• **What to produce**
The word "Cheng" occurs in some of the lines below; copy each of those lines.

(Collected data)
========================
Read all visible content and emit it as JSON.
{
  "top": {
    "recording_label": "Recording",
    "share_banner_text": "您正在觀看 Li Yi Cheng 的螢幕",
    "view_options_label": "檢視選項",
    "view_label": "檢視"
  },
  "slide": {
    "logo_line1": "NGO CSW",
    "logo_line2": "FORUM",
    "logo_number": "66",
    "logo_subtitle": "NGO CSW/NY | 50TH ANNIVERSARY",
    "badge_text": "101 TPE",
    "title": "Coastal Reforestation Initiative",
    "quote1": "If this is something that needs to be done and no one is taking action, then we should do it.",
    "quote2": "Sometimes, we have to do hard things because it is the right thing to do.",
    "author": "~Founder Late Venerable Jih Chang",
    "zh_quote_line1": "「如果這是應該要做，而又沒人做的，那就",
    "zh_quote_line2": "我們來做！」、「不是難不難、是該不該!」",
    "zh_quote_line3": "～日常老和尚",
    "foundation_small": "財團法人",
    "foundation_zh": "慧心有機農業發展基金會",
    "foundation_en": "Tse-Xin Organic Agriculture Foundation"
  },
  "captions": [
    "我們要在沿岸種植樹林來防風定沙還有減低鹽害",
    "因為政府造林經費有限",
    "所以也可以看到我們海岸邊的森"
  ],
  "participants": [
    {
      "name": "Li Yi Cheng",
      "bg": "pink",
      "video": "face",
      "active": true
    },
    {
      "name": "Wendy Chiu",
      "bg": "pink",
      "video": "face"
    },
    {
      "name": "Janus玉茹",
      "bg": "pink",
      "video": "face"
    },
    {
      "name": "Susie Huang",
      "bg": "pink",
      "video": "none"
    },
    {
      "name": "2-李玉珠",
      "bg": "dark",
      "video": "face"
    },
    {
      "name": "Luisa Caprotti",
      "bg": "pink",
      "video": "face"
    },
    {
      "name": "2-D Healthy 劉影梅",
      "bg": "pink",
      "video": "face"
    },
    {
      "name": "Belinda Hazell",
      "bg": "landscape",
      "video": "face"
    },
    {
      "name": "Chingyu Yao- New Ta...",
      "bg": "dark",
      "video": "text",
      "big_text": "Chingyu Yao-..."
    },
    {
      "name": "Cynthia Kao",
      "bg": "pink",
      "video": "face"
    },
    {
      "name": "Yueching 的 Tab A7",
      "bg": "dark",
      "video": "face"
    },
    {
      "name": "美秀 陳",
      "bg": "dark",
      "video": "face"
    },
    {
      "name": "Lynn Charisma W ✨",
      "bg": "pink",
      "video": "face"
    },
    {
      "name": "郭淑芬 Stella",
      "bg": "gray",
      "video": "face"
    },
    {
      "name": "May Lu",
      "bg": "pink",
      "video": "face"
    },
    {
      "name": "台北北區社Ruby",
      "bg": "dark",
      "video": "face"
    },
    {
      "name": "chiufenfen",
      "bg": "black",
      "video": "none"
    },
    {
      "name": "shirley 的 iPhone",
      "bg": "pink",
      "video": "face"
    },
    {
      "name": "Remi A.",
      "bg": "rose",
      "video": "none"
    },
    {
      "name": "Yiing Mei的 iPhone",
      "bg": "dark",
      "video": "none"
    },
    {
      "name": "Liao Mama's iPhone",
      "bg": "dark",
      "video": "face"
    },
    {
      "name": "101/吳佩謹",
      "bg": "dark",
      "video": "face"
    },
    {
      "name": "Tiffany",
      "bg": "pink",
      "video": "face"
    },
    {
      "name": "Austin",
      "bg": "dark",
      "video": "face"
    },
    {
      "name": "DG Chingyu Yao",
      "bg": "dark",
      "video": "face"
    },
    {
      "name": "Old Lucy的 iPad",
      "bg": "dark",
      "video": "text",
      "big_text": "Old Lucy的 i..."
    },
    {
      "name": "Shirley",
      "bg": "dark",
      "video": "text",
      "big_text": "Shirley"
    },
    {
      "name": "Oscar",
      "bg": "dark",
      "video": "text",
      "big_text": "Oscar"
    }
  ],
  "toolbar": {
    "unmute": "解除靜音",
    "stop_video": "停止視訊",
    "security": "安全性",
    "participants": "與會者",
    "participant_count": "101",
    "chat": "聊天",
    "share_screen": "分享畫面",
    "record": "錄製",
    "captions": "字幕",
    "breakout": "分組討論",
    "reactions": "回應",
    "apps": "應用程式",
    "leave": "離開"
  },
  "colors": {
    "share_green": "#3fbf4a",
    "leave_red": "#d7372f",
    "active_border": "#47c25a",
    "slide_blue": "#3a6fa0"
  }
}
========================
• **Exercise output**
    "share_banner_text": "您正在觀看 Li Yi Cheng 的螢幕",
      "name": "Li Yi Cheng",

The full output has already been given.